The issue is at the forefront right now because Making Change at Walmart, a non-union group that’s backed by the United Food and Commercial Workers union, is airing TV ads condemning Walmart’s reliance on the police in cities across the country, including the Twin Cities media market in Minnesota.
The Walmarts in the city of St. Paul, for example, made 2,129 calls to local police in the last year. Just in the Twin Cities metropolitan area, police visits to Walmart stores alone cost an estimated $3 million per year.
“A lot of times when Walmart comes into the cities, they ask for tax breaks, they ask for other incentives so that they can build there, and their thing is, ‘Well, we can provide jobs,'” State Rep. Mike Nelson of Brooklyn Park told City Pages. The problem with that, Nelson says: those have historically not been good jobs, and Walmart stores get tax concessions while using more government resources than its competition.

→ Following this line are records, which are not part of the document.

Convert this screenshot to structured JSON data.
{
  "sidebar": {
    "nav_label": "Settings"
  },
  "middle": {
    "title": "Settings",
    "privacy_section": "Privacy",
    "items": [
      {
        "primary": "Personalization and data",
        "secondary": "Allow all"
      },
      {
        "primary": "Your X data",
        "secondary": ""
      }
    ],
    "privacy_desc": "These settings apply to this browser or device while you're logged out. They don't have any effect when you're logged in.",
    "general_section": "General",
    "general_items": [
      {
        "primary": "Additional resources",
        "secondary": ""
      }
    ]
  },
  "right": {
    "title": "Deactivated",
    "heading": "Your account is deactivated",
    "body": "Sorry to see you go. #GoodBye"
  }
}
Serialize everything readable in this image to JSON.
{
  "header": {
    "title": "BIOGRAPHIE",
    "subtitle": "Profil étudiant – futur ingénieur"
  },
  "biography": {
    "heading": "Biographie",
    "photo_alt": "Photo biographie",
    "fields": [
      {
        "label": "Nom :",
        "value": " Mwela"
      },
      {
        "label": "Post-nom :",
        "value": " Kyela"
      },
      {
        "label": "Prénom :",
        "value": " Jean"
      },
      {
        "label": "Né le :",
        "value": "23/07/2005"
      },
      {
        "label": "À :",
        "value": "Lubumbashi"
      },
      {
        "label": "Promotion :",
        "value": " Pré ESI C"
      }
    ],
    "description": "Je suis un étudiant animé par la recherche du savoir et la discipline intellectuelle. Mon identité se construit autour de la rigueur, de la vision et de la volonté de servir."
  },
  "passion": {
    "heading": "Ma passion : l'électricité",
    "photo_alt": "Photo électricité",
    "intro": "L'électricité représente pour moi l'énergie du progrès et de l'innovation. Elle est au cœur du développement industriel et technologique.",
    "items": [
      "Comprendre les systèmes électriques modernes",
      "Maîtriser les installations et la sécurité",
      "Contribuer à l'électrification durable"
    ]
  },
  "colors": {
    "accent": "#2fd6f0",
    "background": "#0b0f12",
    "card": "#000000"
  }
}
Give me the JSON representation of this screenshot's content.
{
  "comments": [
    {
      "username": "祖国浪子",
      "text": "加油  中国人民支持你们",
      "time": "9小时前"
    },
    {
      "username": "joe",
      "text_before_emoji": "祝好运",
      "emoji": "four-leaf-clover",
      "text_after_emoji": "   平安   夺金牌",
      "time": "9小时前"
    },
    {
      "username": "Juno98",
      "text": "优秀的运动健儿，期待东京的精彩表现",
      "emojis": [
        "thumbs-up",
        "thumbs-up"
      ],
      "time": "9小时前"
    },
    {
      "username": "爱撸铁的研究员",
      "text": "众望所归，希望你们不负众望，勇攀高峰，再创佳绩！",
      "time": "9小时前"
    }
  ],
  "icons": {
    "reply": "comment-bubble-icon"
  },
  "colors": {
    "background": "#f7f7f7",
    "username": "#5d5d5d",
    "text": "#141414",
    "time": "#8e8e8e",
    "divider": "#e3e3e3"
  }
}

Walmart, for its part, claims to be working on the problem on its own, finding solutions other than calling the cops for petty crimes and restoring greeters to the entrances of its stores, a program that the chain calls “More at the Door.”
In a statement to Consumerist, a Walmart spokesman told us that the company is “investing in people and technology” to improve store security.
“We’re encouraged by a 35% reduction in calls to law enforcement agencies nationwide, on average, since we began implementing crime deterrence programs like Restorative Justice and More at the Door,” the company told us.